> **About this task**
Find every line in the records below that contains "EURNZD", and copy it.
___ Material shown
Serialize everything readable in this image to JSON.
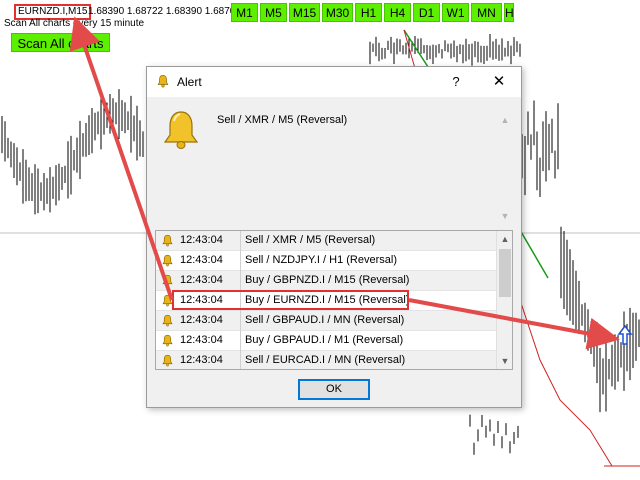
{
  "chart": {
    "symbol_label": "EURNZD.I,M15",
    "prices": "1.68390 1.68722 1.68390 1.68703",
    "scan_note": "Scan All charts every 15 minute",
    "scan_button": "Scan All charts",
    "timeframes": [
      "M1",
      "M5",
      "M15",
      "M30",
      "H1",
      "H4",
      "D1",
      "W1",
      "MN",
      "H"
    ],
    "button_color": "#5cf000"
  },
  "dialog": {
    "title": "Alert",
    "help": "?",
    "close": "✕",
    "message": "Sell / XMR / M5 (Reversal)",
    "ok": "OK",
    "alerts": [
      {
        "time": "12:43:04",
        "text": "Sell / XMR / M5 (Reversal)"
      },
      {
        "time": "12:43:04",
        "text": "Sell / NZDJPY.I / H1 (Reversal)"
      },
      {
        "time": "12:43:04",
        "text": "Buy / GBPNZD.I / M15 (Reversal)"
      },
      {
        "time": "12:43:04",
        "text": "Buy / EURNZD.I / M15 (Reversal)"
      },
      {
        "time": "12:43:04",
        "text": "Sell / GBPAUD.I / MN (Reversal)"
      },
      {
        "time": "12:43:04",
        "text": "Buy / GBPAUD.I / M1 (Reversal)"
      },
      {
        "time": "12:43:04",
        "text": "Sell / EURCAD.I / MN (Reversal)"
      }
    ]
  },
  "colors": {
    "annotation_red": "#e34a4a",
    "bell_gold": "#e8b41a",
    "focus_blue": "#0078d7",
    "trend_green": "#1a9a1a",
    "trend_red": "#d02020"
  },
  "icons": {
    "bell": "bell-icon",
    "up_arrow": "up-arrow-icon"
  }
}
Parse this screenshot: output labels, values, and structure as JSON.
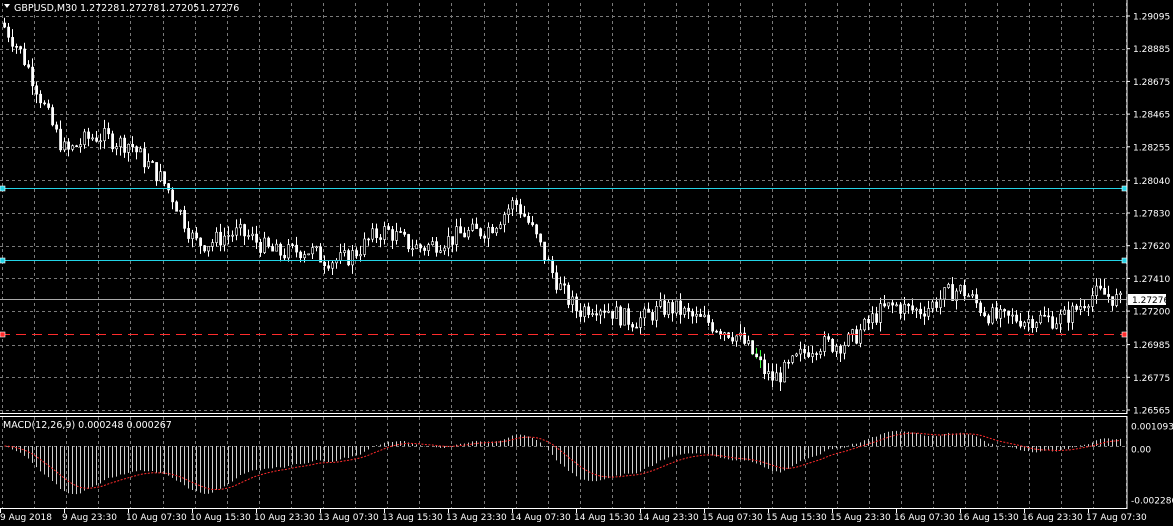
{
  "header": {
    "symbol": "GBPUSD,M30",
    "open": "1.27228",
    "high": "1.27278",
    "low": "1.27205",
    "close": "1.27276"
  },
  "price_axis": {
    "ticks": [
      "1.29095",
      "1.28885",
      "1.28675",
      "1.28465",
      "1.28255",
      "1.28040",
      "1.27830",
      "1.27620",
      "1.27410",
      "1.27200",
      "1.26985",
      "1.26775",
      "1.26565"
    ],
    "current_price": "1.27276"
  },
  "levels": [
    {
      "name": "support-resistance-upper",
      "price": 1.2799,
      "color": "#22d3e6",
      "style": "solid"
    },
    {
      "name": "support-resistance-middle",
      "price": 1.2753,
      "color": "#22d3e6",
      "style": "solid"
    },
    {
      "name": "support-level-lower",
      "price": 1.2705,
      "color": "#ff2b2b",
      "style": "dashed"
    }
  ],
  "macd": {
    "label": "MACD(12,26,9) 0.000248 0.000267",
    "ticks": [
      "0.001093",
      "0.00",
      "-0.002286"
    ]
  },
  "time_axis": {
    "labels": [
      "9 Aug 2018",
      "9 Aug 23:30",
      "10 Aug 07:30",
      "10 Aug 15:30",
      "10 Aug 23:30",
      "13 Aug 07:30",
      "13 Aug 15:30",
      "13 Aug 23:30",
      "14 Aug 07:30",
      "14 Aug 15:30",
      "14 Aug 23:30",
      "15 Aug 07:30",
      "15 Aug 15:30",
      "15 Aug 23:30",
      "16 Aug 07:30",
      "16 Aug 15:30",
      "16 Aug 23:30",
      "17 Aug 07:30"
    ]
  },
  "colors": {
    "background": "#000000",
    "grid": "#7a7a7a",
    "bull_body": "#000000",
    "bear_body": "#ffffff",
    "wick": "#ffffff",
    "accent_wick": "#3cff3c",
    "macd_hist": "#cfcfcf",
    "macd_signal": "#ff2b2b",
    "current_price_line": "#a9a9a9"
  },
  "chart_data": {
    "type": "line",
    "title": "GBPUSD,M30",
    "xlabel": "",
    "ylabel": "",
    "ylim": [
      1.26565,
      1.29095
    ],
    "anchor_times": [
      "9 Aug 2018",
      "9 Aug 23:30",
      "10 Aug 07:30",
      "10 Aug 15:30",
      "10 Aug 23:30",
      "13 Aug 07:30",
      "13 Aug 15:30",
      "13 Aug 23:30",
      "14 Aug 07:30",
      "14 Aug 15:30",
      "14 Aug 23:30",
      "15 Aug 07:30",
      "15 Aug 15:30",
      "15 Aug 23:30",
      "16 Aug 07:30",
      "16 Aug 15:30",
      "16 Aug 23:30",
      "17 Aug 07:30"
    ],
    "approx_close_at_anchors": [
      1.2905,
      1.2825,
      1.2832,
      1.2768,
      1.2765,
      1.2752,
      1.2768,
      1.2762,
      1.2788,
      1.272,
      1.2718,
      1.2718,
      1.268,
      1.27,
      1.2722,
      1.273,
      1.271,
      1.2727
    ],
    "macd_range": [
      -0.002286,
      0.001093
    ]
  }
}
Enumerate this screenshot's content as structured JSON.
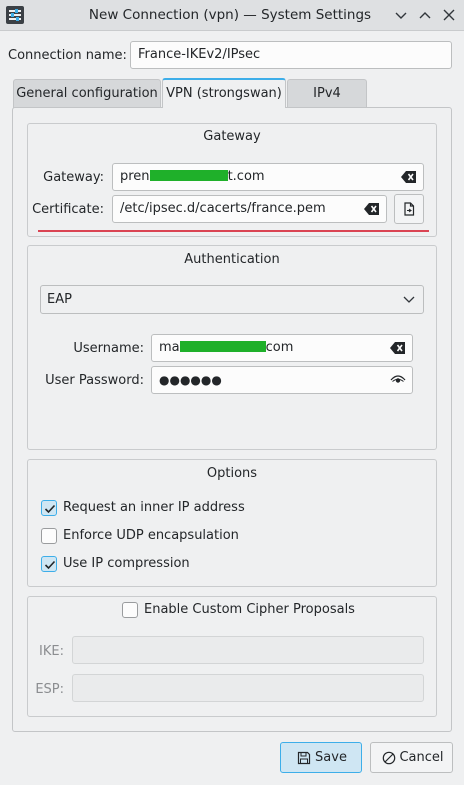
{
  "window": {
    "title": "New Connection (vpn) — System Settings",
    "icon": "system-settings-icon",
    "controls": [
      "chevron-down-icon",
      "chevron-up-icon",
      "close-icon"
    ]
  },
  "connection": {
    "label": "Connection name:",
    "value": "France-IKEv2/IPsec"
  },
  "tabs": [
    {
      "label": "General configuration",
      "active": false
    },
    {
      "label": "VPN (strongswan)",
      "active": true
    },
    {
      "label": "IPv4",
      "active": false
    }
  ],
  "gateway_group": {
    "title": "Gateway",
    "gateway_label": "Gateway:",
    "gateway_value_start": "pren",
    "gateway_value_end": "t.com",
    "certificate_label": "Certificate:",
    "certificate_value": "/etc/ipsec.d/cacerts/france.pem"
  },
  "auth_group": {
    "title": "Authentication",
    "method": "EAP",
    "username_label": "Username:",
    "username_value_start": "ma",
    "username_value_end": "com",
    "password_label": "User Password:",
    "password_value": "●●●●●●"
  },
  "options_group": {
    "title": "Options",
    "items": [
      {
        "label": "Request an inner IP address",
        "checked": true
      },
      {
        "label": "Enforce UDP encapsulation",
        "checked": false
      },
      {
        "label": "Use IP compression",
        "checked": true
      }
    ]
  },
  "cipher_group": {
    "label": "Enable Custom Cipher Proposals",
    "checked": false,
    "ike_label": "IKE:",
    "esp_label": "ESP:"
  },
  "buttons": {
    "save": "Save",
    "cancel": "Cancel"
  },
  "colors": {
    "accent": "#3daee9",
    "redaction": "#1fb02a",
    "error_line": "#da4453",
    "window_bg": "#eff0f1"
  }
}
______
> **Answer box**
    "symbol_label": "EURNZD.I,M15",
        "text": "Buy / EURNZD.I / M15 (Reversal)"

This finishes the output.